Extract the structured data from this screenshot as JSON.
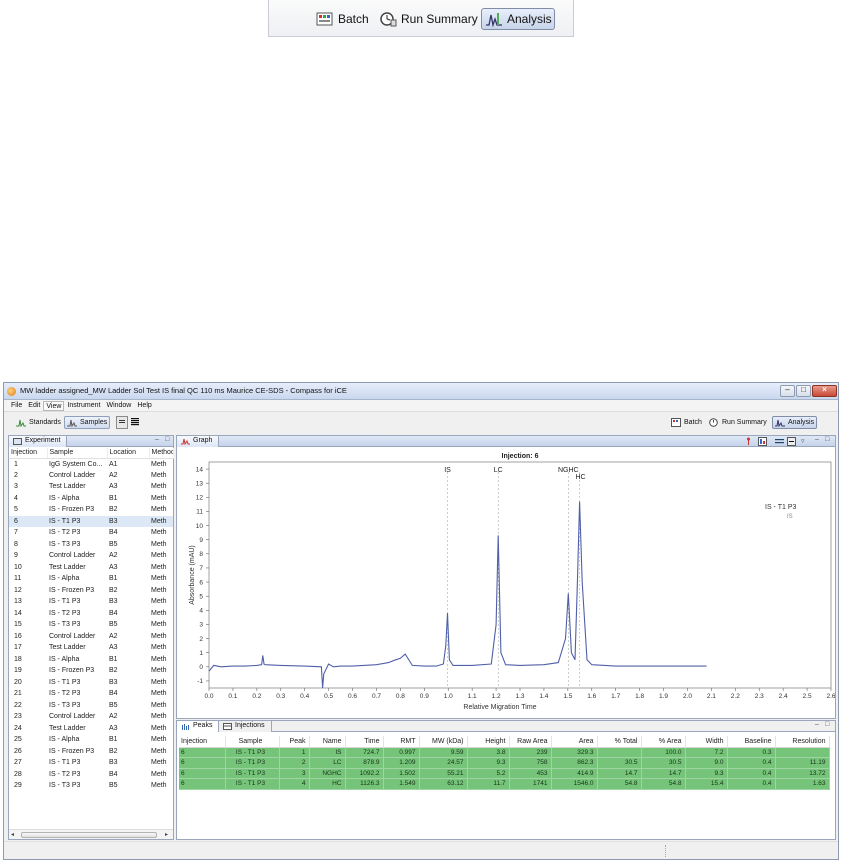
{
  "zoom_toolbar": {
    "batch": "Batch",
    "run_summary": "Run Summary",
    "analysis": "Analysis"
  },
  "window": {
    "title": "MW ladder assigned_MW Ladder Sol Test IS final QC 110 ms Maurice CE-SDS - Compass for iCE"
  },
  "menu": [
    "File",
    "Edit",
    "View",
    "Instrument",
    "Window",
    "Help"
  ],
  "toolbar": {
    "standards": "Standards",
    "samples": "Samples",
    "batch": "Batch",
    "run_summary": "Run Summary",
    "analysis": "Analysis"
  },
  "experiment": {
    "tab": "Experiment",
    "columns": [
      "Injection",
      "Sample",
      "Location",
      "Method"
    ],
    "rows": [
      [
        "1",
        "IgG System Co...",
        "A1",
        "Meth"
      ],
      [
        "2",
        "Control Ladder",
        "A2",
        "Meth"
      ],
      [
        "3",
        "Test Ladder",
        "A3",
        "Meth"
      ],
      [
        "4",
        "IS - Alpha",
        "B1",
        "Meth"
      ],
      [
        "5",
        "IS - Frozen P3",
        "B2",
        "Meth"
      ],
      [
        "6",
        "IS - T1 P3",
        "B3",
        "Meth"
      ],
      [
        "7",
        "IS - T2 P3",
        "B4",
        "Meth"
      ],
      [
        "8",
        "IS - T3 P3",
        "B5",
        "Meth"
      ],
      [
        "9",
        "Control Ladder",
        "A2",
        "Meth"
      ],
      [
        "10",
        "Test Ladder",
        "A3",
        "Meth"
      ],
      [
        "11",
        "IS - Alpha",
        "B1",
        "Meth"
      ],
      [
        "12",
        "IS - Frozen P3",
        "B2",
        "Meth"
      ],
      [
        "13",
        "IS - T1 P3",
        "B3",
        "Meth"
      ],
      [
        "14",
        "IS - T2 P3",
        "B4",
        "Meth"
      ],
      [
        "15",
        "IS - T3 P3",
        "B5",
        "Meth"
      ],
      [
        "16",
        "Control Ladder",
        "A2",
        "Meth"
      ],
      [
        "17",
        "Test Ladder",
        "A3",
        "Meth"
      ],
      [
        "18",
        "IS - Alpha",
        "B1",
        "Meth"
      ],
      [
        "19",
        "IS - Frozen P3",
        "B2",
        "Meth"
      ],
      [
        "20",
        "IS - T1 P3",
        "B3",
        "Meth"
      ],
      [
        "21",
        "IS - T2 P3",
        "B4",
        "Meth"
      ],
      [
        "22",
        "IS - T3 P3",
        "B5",
        "Meth"
      ],
      [
        "23",
        "Control Ladder",
        "A2",
        "Meth"
      ],
      [
        "24",
        "Test Ladder",
        "A3",
        "Meth"
      ],
      [
        "25",
        "IS - Alpha",
        "B1",
        "Meth"
      ],
      [
        "26",
        "IS - Frozen P3",
        "B2",
        "Meth"
      ],
      [
        "27",
        "IS - T1 P3",
        "B3",
        "Meth"
      ],
      [
        "28",
        "IS - T2 P3",
        "B4",
        "Meth"
      ],
      [
        "29",
        "IS - T3 P3",
        "B5",
        "Meth"
      ]
    ],
    "selected_index": 5
  },
  "graph": {
    "tab": "Graph",
    "title": "Injection: 6",
    "ylabel": "Absorbance (mAU)",
    "xlabel": "Relative Migration Time",
    "legend": {
      "sample": "IS - T1 P3",
      "marker": "IS"
    },
    "line_color": "#5060a8",
    "x_ticks": [
      "0.0",
      "0.1",
      "0.2",
      "0.3",
      "0.4",
      "0.5",
      "0.6",
      "0.7",
      "0.8",
      "0.9",
      "1.0",
      "1.1",
      "1.2",
      "1.3",
      "1.4",
      "1.5",
      "1.6",
      "1.7",
      "1.8",
      "1.9",
      "2.0",
      "2.1",
      "2.2",
      "2.3",
      "2.4",
      "2.5",
      "2.6"
    ],
    "y_ticks": [
      "14",
      "13",
      "12",
      "11",
      "10",
      "9",
      "8",
      "7",
      "6",
      "5",
      "4",
      "3",
      "2",
      "1",
      "0",
      "-1"
    ],
    "peak_labels": [
      {
        "label": "IS",
        "x": 0.997
      },
      {
        "label": "LC",
        "x": 1.209
      },
      {
        "label": "NGHC",
        "x": 1.502
      },
      {
        "label": "HC",
        "x": 1.549
      }
    ]
  },
  "chart_data": {
    "type": "line",
    "title": "Injection: 6",
    "xlabel": "Relative Migration Time",
    "ylabel": "Absorbance (mAU)",
    "xlim": [
      0,
      2.6
    ],
    "ylim": [
      -1.5,
      14.5
    ],
    "series": [
      {
        "name": "IS - T1 P3",
        "x": [
          0.0,
          0.02,
          0.05,
          0.1,
          0.15,
          0.2,
          0.22,
          0.225,
          0.23,
          0.235,
          0.3,
          0.4,
          0.47,
          0.475,
          0.48,
          0.5,
          0.52,
          0.55,
          0.6,
          0.7,
          0.75,
          0.78,
          0.8,
          0.82,
          0.85,
          0.9,
          0.95,
          0.98,
          0.99,
          0.997,
          1.005,
          1.02,
          1.1,
          1.18,
          1.2,
          1.209,
          1.22,
          1.24,
          1.3,
          1.4,
          1.46,
          1.49,
          1.502,
          1.515,
          1.53,
          1.54,
          1.549,
          1.56,
          1.58,
          1.6,
          1.7,
          1.8,
          2.0,
          2.08
        ],
        "y": [
          -0.3,
          0.1,
          0.0,
          0.05,
          0.05,
          0.1,
          0.15,
          0.8,
          0.2,
          0.15,
          0.1,
          0.05,
          0.0,
          -1.5,
          -0.5,
          0.2,
          0.0,
          0.05,
          0.05,
          0.15,
          0.3,
          0.5,
          0.6,
          0.9,
          0.1,
          0.05,
          0.05,
          0.2,
          1.5,
          3.8,
          0.5,
          0.1,
          0.1,
          0.2,
          3.0,
          9.3,
          1.0,
          0.15,
          0.1,
          0.15,
          0.3,
          2.0,
          5.2,
          1.0,
          0.5,
          6.0,
          11.7,
          6.0,
          0.5,
          0.15,
          0.05,
          0.05,
          0.05,
          0.05
        ]
      }
    ]
  },
  "peaks": {
    "tabs": [
      "Peaks",
      "Injections"
    ],
    "columns": [
      "Injection",
      "Sample",
      "Peak",
      "Name",
      "Time",
      "RMT",
      "MW (kDa)",
      "Height",
      "Raw Area",
      "Area",
      "% Total",
      "% Area",
      "Width",
      "Baseline",
      "Resolution"
    ],
    "rows": [
      [
        "6",
        "IS - T1 P3",
        "1",
        "IS",
        "724.7",
        "0.997",
        "9.59",
        "3.8",
        "239",
        "329.3",
        "",
        "100.0",
        "7.2",
        "0.3",
        ""
      ],
      [
        "6",
        "IS - T1 P3",
        "2",
        "LC",
        "878.9",
        "1.209",
        "24.57",
        "9.3",
        "758",
        "862.3",
        "30.5",
        "30.5",
        "9.0",
        "0.4",
        "11.19"
      ],
      [
        "6",
        "IS - T1 P3",
        "3",
        "NGHC",
        "1092.2",
        "1.502",
        "55.21",
        "5.2",
        "453",
        "414.9",
        "14.7",
        "14.7",
        "9.3",
        "0.4",
        "13.72"
      ],
      [
        "6",
        "IS - T1 P3",
        "4",
        "HC",
        "1126.3",
        "1.549",
        "63.12",
        "11.7",
        "1741",
        "1546.0",
        "54.8",
        "54.8",
        "15.4",
        "0.4",
        "1.63"
      ]
    ]
  }
}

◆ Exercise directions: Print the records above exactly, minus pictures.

◆ Answer for the task:
Extract the structured data from this screenshot as JSON.
{
  "zoom_toolbar": {
    "batch": "Batch",
    "run_summary": "Run Summary",
    "analysis": "Analysis"
  },
  "window": {
    "title": "MW ladder assigned_MW Ladder Sol Test IS final QC 110 ms Maurice CE-SDS - Compass for iCE"
  },
  "menu": [
    "File",
    "Edit",
    "View",
    "Instrument",
    "Window",
    "Help"
  ],
  "toolbar": {
    "standards": "Standards",
    "samples": "Samples",
    "batch": "Batch",
    "run_summary": "Run Summary",
    "analysis": "Analysis"
  },
  "experiment": {
    "tab": "Experiment",
    "columns": [
      "Injection",
      "Sample",
      "Location",
      "Method"
    ],
    "rows": [
      [
        "1",
        "IgG System Co...",
        "A1",
        "Meth"
      ],
      [
        "2",
        "Control Ladder",
        "A2",
        "Meth"
      ],
      [
        "3",
        "Test Ladder",
        "A3",
        "Meth"
      ],
      [
        "4",
        "IS - Alpha",
        "B1",
        "Meth"
      ],
      [
        "5",
        "IS - Frozen P3",
        "B2",
        "Meth"
      ],
      [
        "6",
        "IS - T1 P3",
        "B3",
        "Meth"
      ],
      [
        "7",
        "IS - T2 P3",
        "B4",
        "Meth"
      ],
      [
        "8",
        "IS - T3 P3",
        "B5",
        "Meth"
      ],
      [
        "9",
        "Control Ladder",
        "A2",
        "Meth"
      ],
      [
        "10",
        "Test Ladder",
        "A3",
        "Meth"
      ],
      [
        "11",
        "IS - Alpha",
        "B1",
        "Meth"
      ],
      [
        "12",
        "IS - Frozen P3",
        "B2",
        "Meth"
      ],
      [
        "13",
        "IS - T1 P3",
        "B3",
        "Meth"
      ],
      [
        "14",
        "IS - T2 P3",
        "B4",
        "Meth"
      ],
      [
        "15",
        "IS - T3 P3",
        "B5",
        "Meth"
      ],
      [
        "16",
        "Control Ladder",
        "A2",
        "Meth"
      ],
      [
        "17",
        "Test Ladder",
        "A3",
        "Meth"
      ],
      [
        "18",
        "IS - Alpha",
        "B1",
        "Meth"
      ],
      [
        "19",
        "IS - Frozen P3",
        "B2",
        "Meth"
      ],
      [
        "20",
        "IS - T1 P3",
        "B3",
        "Meth"
      ],
      [
        "21",
        "IS - T2 P3",
        "B4",
        "Meth"
      ],
      [
        "22",
        "IS - T3 P3",
        "B5",
        "Meth"
      ],
      [
        "23",
        "Control Ladder",
        "A2",
        "Meth"
      ],
      [
        "24",
        "Test Ladder",
        "A3",
        "Meth"
      ],
      [
        "25",
        "IS - Alpha",
        "B1",
        "Meth"
      ],
      [
        "26",
        "IS - Frozen P3",
        "B2",
        "Meth"
      ],
      [
        "27",
        "IS - T1 P3",
        "B3",
        "Meth"
      ],
      [
        "28",
        "IS - T2 P3",
        "B4",
        "Meth"
      ],
      [
        "29",
        "IS - T3 P3",
        "B5",
        "Meth"
      ]
    ],
    "selected_index": 5
  },
  "graph": {
    "tab": "Graph",
    "title": "Injection: 6",
    "ylabel": "Absorbance (mAU)",
    "xlabel": "Relative Migration Time",
    "legend": {
      "sample": "IS - T1 P3",
      "marker": "IS"
    },
    "line_color": "#5060a8",
    "x_ticks": [
      "0.0",
      "0.1",
      "0.2",
      "0.3",
      "0.4",
      "0.5",
      "0.6",
      "0.7",
      "0.8",
      "0.9",
      "1.0",
      "1.1",
      "1.2",
      "1.3",
      "1.4",
      "1.5",
      "1.6",
      "1.7",
      "1.8",
      "1.9",
      "2.0",
      "2.1",
      "2.2",
      "2.3",
      "2.4",
      "2.5",
      "2.6"
    ],
    "y_ticks": [
      "14",
      "13",
      "12",
      "11",
      "10",
      "9",
      "8",
      "7",
      "6",
      "5",
      "4",
      "3",
      "2",
      "1",
      "0",
      "-1"
    ],
    "peak_labels": [
      {
        "label": "IS",
        "x": 0.997
      },
      {
        "label": "LC",
        "x": 1.209
      },
      {
        "label": "NGHC",
        "x": 1.502
      },
      {
        "label": "HC",
        "x": 1.549
      }
    ]
  },
  "chart_data": {
    "type": "line",
    "title": "Injection: 6",
    "xlabel": "Relative Migration Time",
    "ylabel": "Absorbance (mAU)",
    "xlim": [
      0,
      2.6
    ],
    "ylim": [
      -1.5,
      14.5
    ],
    "series": [
      {
        "name": "IS - T1 P3",
        "x": [
          0.0,
          0.02,
          0.05,
          0.1,
          0.15,
          0.2,
          0.22,
          0.225,
          0.23,
          0.235,
          0.3,
          0.4,
          0.47,
          0.475,
          0.48,
          0.5,
          0.52,
          0.55,
          0.6,
          0.7,
          0.75,
          0.78,
          0.8,
          0.82,
          0.85,
          0.9,
          0.95,
          0.98,
          0.99,
          0.997,
          1.005,
          1.02,
          1.1,
          1.18,
          1.2,
          1.209,
          1.22,
          1.24,
          1.3,
          1.4,
          1.46,
          1.49,
          1.502,
          1.515,
          1.53,
          1.54,
          1.549,
          1.56,
          1.58,
          1.6,
          1.7,
          1.8,
          2.0,
          2.08
        ],
        "y": [
          -0.3,
          0.1,
          0.0,
          0.05,
          0.05,
          0.1,
          0.15,
          0.8,
          0.2,
          0.15,
          0.1,
          0.05,
          0.0,
          -1.5,
          -0.5,
          0.2,
          0.0,
          0.05,
          0.05,
          0.15,
          0.3,
          0.5,
          0.6,
          0.9,
          0.1,
          0.05,
          0.05,
          0.2,
          1.5,
          3.8,
          0.5,
          0.1,
          0.1,
          0.2,
          3.0,
          9.3,
          1.0,
          0.15,
          0.1,
          0.15,
          0.3,
          2.0,
          5.2,
          1.0,
          0.5,
          6.0,
          11.7,
          6.0,
          0.5,
          0.15,
          0.05,
          0.05,
          0.05,
          0.05
        ]
      }
    ]
  },
  "peaks": {
    "tabs": [
      "Peaks",
      "Injections"
    ],
    "columns": [
      "Injection",
      "Sample",
      "Peak",
      "Name",
      "Time",
      "RMT",
      "MW (kDa)",
      "Height",
      "Raw Area",
      "Area",
      "% Total",
      "% Area",
      "Width",
      "Baseline",
      "Resolution"
    ],
    "rows": [
      [
        "6",
        "IS - T1 P3",
        "1",
        "IS",
        "724.7",
        "0.997",
        "9.59",
        "3.8",
        "239",
        "329.3",
        "",
        "100.0",
        "7.2",
        "0.3",
        ""
      ],
      [
        "6",
        "IS - T1 P3",
        "2",
        "LC",
        "878.9",
        "1.209",
        "24.57",
        "9.3",
        "758",
        "862.3",
        "30.5",
        "30.5",
        "9.0",
        "0.4",
        "11.19"
      ],
      [
        "6",
        "IS - T1 P3",
        "3",
        "NGHC",
        "1092.2",
        "1.502",
        "55.21",
        "5.2",
        "453",
        "414.9",
        "14.7",
        "14.7",
        "9.3",
        "0.4",
        "13.72"
      ],
      [
        "6",
        "IS - T1 P3",
        "4",
        "HC",
        "1126.3",
        "1.549",
        "63.12",
        "11.7",
        "1741",
        "1546.0",
        "54.8",
        "54.8",
        "15.4",
        "0.4",
        "1.63"
      ]
    ]
  }
}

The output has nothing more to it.